On the Farm: A passion for bees brought them together, but growth has turned the honey operation into big business
GOOD SPIRIT ACRES, Sask. — Bees helped sweeten the deal that brought a young couple together.
Sasha Howland and Danny Wasylenchuk both grew up in Yorkton and had summer jobs working with bees. It led to their marriage, family and successful honey business.
Apiculture was not part of the original plan for either Howland or Wasylenchuk because both had established off-farm jobs. Howland worked in provincial corrections and Wasylenchuk was an aviation maintenance engineer.
While dating, the two discovered their mutual interest in beekeeping.
“I came out and did a summer of work at Howland’s bee farm and liked it very much. And so we talked about it and ended up getting married in the winter of 2004 and from then on we’ve been working bees together with her dad (Wink Howland) until 2011 when he passed and now we’re running it on our own,” said Wasylenchuk.
Added Howland: “I had thought I would continue to work in corrections and the bees would remain a summer thing. But when Dan became interested as well, it kind of changed our focus.”
Howland’s Honey was established on April 1, 1976, by Wink Howland, who started raising bees and marketing the honey from the family’s quarter section not far from the hamlet of Good Spirit Acres in east-central Saskatchewan.
“As soon as my dad realized that we were in, he really jumped on the expansion. This business is really built on market sales,” said Howland.
Added Wasylenchuk: “We focus more on taking our honey and packaging it and retailing it through stores.”
They make several variations of non-pasteurized product. Creamed and liquid honey are the biggest sellers. Cinnamon flavoured creamed honey is another popular item at farmers markets. They also have a natural raw product.
The couple have three children: Keyan, 22, Ethan, 14, and Nate, 12, and all are involved in the family enterprise.
“Our oldest has worked on and off for us over the years starting from high school. Our younger boys help out where they can, when they can,” said Wasylenchuk.
Each week from May to October they attend about five farmers markets and run a commercial operation of about 1,200 honey-producing hives. They also raise their own bee stock and annually produce 500 to 700 new colonies for replacement and sale.

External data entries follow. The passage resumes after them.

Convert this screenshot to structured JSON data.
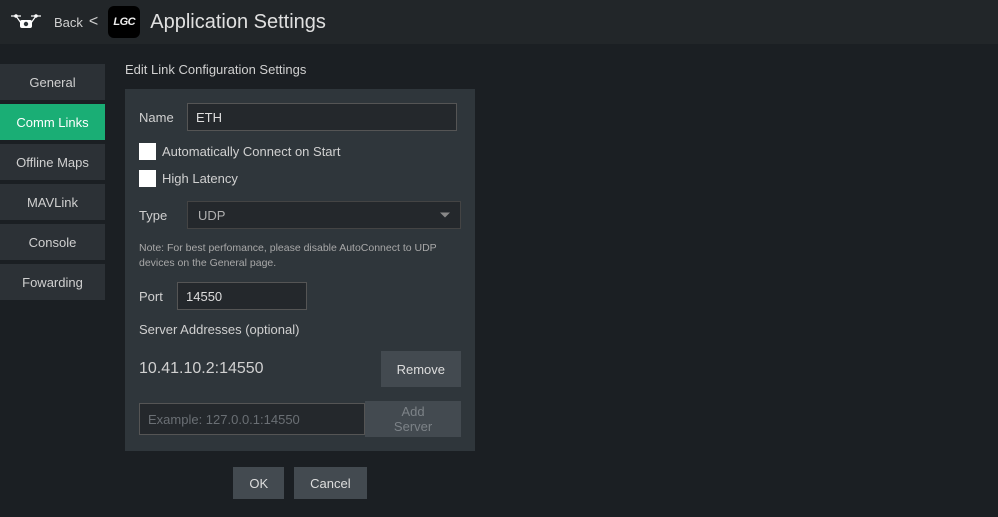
{
  "header": {
    "back_label": "Back",
    "logo_text": "LGC",
    "title": "Application Settings"
  },
  "sidebar": {
    "items": [
      {
        "label": "General"
      },
      {
        "label": "Comm Links"
      },
      {
        "label": "Offline Maps"
      },
      {
        "label": "MAVLink"
      },
      {
        "label": "Console"
      },
      {
        "label": "Fowarding"
      }
    ],
    "active_index": 1
  },
  "form": {
    "section_title": "Edit Link Configuration Settings",
    "name_label": "Name",
    "name_value": "ETH",
    "auto_connect_label": "Automatically Connect on Start",
    "high_latency_label": "High Latency",
    "type_label": "Type",
    "type_value": "UDP",
    "note_text": "Note: For best perfomance, please disable AutoConnect to UDP devices on the General page.",
    "port_label": "Port",
    "port_value": "14550",
    "server_addresses_label": "Server Addresses (optional)",
    "server_address_0": "10.41.10.2:14550",
    "remove_label": "Remove",
    "example_placeholder": "Example: 127.0.0.1:14550",
    "addserver_label": "Add Server",
    "ok_label": "OK",
    "cancel_label": "Cancel"
  }
}
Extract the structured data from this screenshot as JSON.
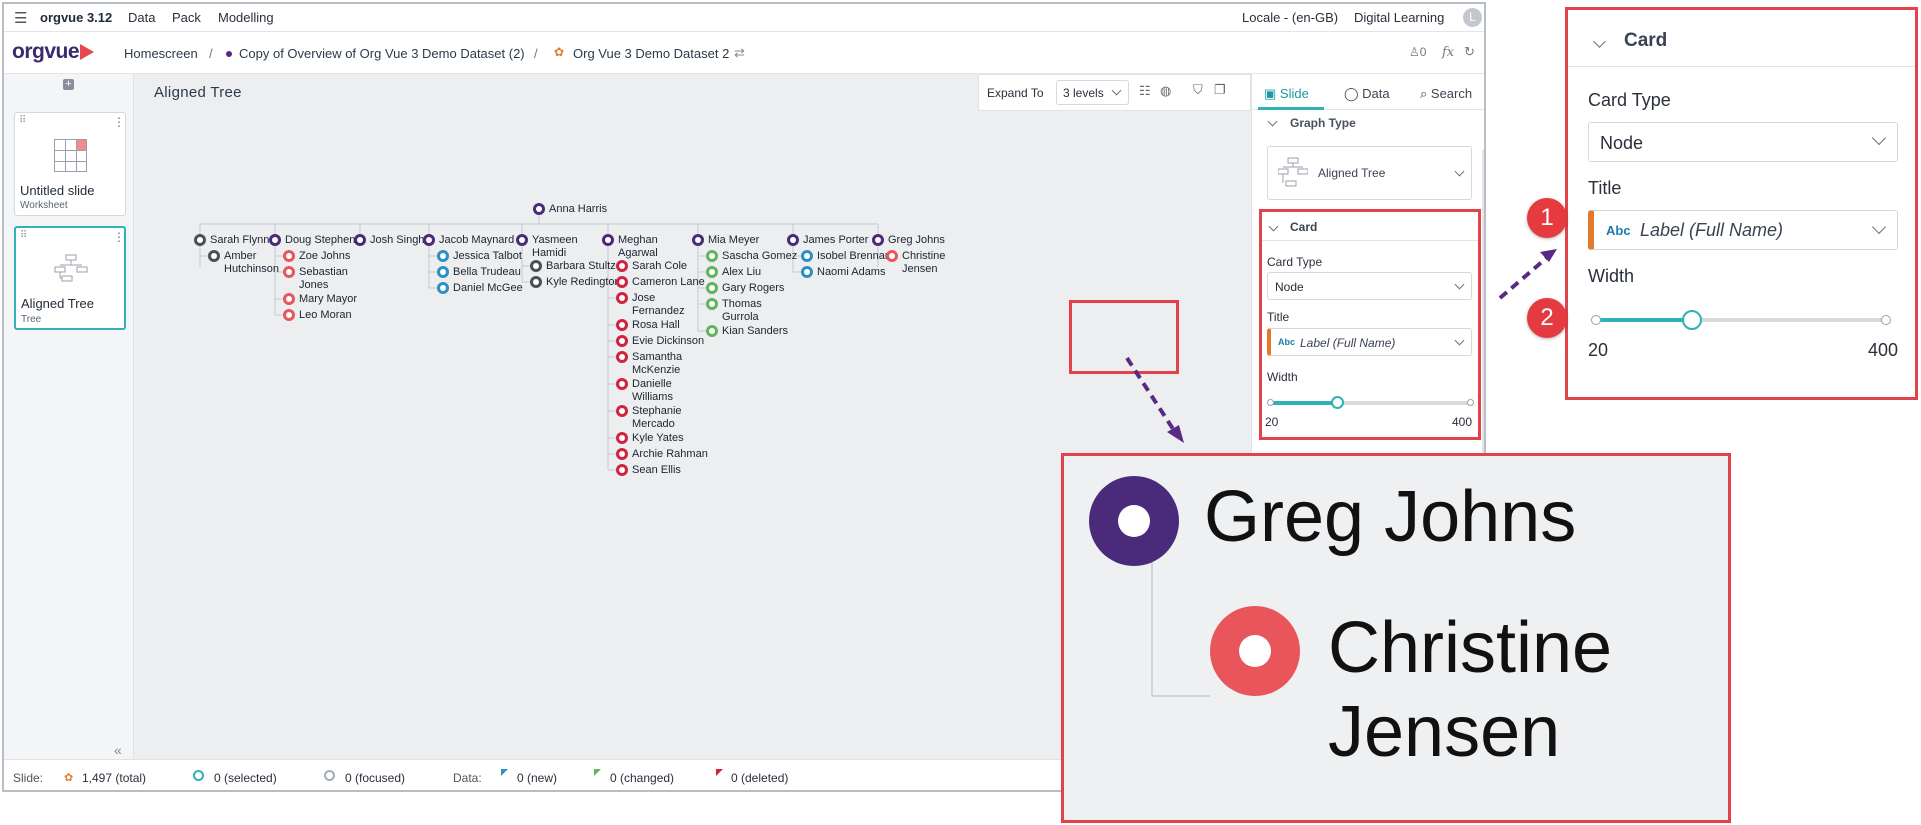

April is the start of Howland Honey’s busiest time of year, which usually runs until mid-October.
The process of hiring staff is well underway and is expected to reach about 17 people at the height of summer.
“I often say it’s like time and a half for six months and it’s about half time for six months,” said Howland.
Beekeeping requires a strong back and equally strong resolve.
“It’s definitely no fun pulling 80, 90-pound boxes off of hives that are stacked seven to eight feet high with honey supers and it’s plus 33 with humidity hitting 90 percent. It’s really a sweat fest out there,” Wasylenchuk said.
Like other farmers, honey operations depend on the weather and bees produce less in dry years. Where conventional producers use acres and bushels to measure size, apiculturists use the weight of honey per hive to gauge production.
“It ranges from about 250 pounds per hive to about 350 lb. per hive. Lots of it is very dependent on the weather and conditions. And of course bee health is another big one. So if your livestock isn’t healthy, they don’t produce as much honey,” said Wasylenchuk.
The couple said COVID-19 has had mixed sales results for their business in the past month.
“We’ve seen a slight pickup in retail just because we’re not doing our local farmers markets anymore. People are looking for the product in other places, so there’s been a slight increase in store sales. But overall, I think we’re down as a whole just because we’re not out there selling the product like we normally do.”
Added Howland: “Costco is our big retail sales outlet and their orders are still coming in regularly. I think we’re in a pretty decent position to weather COVID, being a food product and being produced locally and not having a lot of transport chains to go through.”
With more than 40 years in business, Howland’s Honey is well established. However, juggling the demands of a successful enterprise also requires delegating parts of the operation that initially attracted them.
“Running a business of this size means the best part of the job, the actual working with bees and being out there in the hives, becomes minimized with office responsibilities, managing people and food safety concerns,” said Howland.
“Not getting enough of that bee time is hard because that’s really what Dan and I have always enjoyed about it.”
Added Wasylenchuk: “It started off as a passion for beekeeping — that farm lifestyle, outside working in nature every day and enjoying everything that this country provides for us. It was what I fell in love with, was beekeeping, but things change. It goes from small scale and very hands-on to big business fairly quickly.”